The Federal Reserve has the official mandate of maintaining low unemployment as well as low inflation- somewhat conflicting goals. But who runs the Fed? Bankers run the Fed, and bankers have had little regard for the employment mandate. Now they have none. The Fed poured money into the banks to restore their solvency, and took on vast quantities of their questionable debt. But for employment? They have hardly lifted a finger, lowering interest rates in case any bank might deign to lend to a worthy cause. There has been no mention of truly active policies like targeting higher inflation rates and negative real interest, forcing banks to lend or lose their charters, or forcing banks to eat some of their bad mortgage loans, as well as processing them more efficiently, to get consumers back on their feet.

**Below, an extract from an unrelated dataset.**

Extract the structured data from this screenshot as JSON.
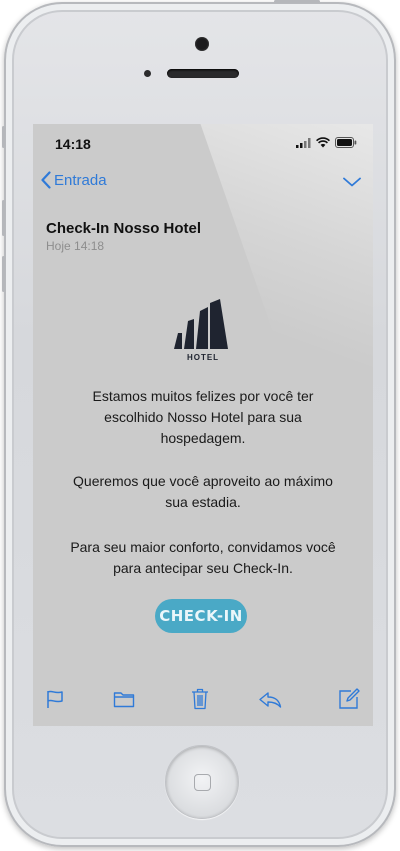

We have little to hope from any of these quarters. The sad part is that high unemployment and a widening gap between rich and poor doesn't even serve the rich very well. The economy as a whole will become less productive, skills will be lost, infrastructure will continue to deteriorate, public goods will be shortchanged, political and social relations will fray, we will fall behind China, the dollar will slowly lose its reserve currency status, and even the rich will find that their heretofore advanced base of operations in the US is not nearly as attractive as it once was. It is a scandal and a shame.

Incidentally, today's title comes from the Russian revolution, whose instigators recognized that the worse conditions became within Russia, the more fertile they were for revolution. The analogy to our epoch may be double-edged.

"...people are more likely to get married if they have the things that make a union strong: mutual respect, problem-solving skills and — especially — economic security."
"So Karl Marx, it seems, was partly right in arguing that globalization, financial intermediation run amok, and redistribution of income and wealth from labor to capital could lead capitalism to self-destruct (though his view that socialism would be better has proven wrong). Firms are cutting jobs because there is not enough final demand. But cutting jobs reduces labor income, increases inequality and reduces final demand."
  • Graph of the week: Fed data on bank reserves. QE1,2 has been funnelled into banks, which sit on the money, doing no good to anyone, other than themselves by collecting interest courtesy of the Fed. The velocity of this money is zero. The Fed pays 0.25% on reserves, which adds up to real money on $2 trillion outstanding. This is quite apart from whatever Treasury bonds banks can buy paying 3%. Banks are well cared-for. Workers and homeowners.. not so much.


1 comment:

  1. Well said. I especially agree that the rich are only hurting themselves in the long run.